▶ Exercise aim: Only the line containing "Convert this screenshot" and those after it, up to the end of the records below, are to be set down, exactly as written.

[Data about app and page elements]
____

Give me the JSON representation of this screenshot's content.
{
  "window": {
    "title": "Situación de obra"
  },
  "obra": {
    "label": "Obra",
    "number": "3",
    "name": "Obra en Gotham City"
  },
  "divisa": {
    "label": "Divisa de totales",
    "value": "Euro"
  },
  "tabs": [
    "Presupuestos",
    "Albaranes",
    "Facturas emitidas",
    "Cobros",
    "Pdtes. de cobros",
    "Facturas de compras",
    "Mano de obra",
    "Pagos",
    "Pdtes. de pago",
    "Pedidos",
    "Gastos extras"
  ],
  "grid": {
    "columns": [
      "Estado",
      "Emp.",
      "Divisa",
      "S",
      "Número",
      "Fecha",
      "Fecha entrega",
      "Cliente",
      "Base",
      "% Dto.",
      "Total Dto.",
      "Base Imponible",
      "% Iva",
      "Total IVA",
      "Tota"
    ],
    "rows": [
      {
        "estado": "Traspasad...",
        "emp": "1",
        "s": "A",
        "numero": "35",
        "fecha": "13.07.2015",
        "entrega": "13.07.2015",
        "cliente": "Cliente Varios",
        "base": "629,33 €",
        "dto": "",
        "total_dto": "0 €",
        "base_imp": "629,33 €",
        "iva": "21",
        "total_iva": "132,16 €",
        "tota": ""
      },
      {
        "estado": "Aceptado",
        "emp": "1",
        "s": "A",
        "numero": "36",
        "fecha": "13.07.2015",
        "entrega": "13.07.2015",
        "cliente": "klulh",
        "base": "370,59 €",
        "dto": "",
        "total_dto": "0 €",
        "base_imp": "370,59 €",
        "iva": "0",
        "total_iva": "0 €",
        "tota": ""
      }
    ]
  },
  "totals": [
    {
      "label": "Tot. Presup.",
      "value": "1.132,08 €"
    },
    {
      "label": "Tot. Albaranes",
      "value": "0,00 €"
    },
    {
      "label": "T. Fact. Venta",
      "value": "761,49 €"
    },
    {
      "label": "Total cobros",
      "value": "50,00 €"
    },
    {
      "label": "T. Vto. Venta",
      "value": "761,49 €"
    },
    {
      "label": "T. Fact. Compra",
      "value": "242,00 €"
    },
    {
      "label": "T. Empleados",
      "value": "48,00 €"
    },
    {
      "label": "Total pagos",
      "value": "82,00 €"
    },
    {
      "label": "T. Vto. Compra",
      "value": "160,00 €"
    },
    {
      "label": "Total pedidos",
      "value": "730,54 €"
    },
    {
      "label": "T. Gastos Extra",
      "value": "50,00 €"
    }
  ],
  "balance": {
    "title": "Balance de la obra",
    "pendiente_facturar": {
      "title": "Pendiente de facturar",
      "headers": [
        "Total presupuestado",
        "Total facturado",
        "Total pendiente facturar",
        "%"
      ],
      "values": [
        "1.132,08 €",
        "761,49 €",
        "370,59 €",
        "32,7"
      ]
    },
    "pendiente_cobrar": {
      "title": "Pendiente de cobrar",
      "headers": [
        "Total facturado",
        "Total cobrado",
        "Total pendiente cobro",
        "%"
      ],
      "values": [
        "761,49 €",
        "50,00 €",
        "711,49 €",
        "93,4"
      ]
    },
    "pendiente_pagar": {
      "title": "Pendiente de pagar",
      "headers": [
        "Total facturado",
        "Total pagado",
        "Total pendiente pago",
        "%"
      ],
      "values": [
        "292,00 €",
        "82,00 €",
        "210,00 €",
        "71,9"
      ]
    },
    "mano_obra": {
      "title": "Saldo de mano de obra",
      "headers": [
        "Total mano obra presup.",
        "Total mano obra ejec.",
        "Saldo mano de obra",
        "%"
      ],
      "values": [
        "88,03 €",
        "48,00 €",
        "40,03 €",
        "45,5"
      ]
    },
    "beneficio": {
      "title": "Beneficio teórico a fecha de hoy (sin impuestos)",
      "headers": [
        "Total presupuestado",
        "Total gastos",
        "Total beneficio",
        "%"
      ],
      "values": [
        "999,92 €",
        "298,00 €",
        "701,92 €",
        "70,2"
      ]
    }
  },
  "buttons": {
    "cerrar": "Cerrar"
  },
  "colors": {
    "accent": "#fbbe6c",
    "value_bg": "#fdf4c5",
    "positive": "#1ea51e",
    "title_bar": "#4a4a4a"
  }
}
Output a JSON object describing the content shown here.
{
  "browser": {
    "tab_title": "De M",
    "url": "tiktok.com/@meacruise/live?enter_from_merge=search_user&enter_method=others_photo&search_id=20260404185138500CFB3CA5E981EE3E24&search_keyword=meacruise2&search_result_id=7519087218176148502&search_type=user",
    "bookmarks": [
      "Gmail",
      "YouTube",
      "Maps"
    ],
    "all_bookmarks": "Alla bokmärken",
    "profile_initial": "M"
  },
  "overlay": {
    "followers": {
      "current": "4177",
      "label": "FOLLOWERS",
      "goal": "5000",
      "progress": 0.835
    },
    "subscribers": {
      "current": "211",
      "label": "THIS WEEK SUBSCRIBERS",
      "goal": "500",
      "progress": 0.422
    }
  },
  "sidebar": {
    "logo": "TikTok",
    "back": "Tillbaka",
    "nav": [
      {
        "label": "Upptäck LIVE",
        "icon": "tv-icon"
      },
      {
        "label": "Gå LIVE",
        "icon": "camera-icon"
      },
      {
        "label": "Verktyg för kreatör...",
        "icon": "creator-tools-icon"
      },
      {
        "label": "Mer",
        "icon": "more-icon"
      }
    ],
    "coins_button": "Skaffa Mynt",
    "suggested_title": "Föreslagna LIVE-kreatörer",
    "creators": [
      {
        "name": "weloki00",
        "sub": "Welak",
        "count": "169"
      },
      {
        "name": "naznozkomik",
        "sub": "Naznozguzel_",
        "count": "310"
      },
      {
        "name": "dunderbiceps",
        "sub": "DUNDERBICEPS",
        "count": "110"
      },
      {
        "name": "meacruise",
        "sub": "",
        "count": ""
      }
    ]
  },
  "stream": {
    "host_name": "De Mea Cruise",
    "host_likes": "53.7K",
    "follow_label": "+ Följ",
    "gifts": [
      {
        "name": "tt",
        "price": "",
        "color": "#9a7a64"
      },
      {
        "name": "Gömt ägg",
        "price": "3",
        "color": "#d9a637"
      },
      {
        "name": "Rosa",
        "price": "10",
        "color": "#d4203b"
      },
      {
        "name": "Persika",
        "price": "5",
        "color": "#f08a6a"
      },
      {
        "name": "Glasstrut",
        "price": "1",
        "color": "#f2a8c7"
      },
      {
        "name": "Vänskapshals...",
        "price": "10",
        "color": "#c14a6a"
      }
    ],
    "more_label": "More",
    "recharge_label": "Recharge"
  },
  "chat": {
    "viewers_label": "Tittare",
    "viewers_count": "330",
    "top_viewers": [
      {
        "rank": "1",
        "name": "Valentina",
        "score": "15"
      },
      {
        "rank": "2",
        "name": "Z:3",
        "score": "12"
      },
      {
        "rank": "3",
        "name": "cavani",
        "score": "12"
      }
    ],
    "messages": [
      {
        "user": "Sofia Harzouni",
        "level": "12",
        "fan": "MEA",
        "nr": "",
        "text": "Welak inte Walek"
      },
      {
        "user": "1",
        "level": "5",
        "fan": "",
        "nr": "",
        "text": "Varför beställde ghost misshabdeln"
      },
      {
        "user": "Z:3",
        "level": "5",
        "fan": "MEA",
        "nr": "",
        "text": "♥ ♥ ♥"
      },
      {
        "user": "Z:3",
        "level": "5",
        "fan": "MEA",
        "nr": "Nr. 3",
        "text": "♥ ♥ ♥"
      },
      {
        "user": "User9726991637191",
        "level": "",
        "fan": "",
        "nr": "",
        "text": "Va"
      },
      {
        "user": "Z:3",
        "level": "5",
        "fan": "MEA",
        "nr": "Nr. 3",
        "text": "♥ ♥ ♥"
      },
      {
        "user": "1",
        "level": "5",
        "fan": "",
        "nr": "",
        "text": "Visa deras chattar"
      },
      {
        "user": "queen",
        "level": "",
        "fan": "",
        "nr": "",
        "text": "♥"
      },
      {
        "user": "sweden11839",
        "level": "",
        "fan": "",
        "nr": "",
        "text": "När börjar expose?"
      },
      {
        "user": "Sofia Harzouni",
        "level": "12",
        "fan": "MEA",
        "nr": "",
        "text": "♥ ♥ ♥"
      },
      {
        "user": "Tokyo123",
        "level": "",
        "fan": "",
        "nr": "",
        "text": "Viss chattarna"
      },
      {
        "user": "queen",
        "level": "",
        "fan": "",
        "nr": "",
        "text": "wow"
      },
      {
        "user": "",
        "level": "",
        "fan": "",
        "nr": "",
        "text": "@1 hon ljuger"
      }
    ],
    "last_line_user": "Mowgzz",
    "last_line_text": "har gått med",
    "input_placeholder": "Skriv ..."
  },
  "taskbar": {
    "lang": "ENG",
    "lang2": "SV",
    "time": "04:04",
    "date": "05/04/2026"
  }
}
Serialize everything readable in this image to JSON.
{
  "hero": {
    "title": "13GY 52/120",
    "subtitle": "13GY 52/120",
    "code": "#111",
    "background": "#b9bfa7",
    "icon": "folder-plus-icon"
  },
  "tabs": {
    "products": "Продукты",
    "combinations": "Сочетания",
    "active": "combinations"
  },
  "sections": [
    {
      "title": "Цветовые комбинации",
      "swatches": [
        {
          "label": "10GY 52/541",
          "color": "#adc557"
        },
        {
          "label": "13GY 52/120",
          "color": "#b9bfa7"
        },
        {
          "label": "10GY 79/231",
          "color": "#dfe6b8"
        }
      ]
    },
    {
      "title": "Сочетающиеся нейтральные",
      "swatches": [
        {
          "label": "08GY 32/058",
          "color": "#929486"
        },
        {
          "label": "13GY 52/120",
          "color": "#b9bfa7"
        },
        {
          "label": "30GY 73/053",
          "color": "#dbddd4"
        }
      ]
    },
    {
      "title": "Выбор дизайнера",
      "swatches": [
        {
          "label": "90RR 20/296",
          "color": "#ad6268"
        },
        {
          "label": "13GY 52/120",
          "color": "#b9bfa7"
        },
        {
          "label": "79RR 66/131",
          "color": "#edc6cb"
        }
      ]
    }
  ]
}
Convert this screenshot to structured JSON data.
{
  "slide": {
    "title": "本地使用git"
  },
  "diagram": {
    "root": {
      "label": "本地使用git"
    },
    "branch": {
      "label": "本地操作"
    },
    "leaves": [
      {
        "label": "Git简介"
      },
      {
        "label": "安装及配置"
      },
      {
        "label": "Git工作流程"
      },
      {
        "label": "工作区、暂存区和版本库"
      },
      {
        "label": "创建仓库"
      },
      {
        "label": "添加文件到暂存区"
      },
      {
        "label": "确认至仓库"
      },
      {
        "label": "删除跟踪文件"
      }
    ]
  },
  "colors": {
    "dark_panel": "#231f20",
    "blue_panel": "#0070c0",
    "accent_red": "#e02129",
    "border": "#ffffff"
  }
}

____

▶ Response area:
Convert this screenshot to structured JSON data.
{
  "slide": {
    "title": "本地使用git"
  },
  "diagram": {
    "root": {
      "label": "本地使用git"
    },
    "branch": {
      "label": "本地操作"
    },
    "leaves": [
      {
        "label": "Git简介"
      },
      {
        "label": "安装及配置"
      },
      {
        "label": "Git工作流程"
      },
      {
        "label": "工作区、暂存区和版本库"
      },
      {
        "label": "创建仓库"
      },
      {
        "label": "添加文件到暂存区"
      },
      {
        "label": "确认至仓库"
      },
      {
        "label": "删除跟踪文件"
      }
    ]
  },
  "colors": {
    "dark_panel": "#231f20",
    "blue_panel": "#0070c0",
    "accent_red": "#e02129",
    "border": "#ffffff"
  }
}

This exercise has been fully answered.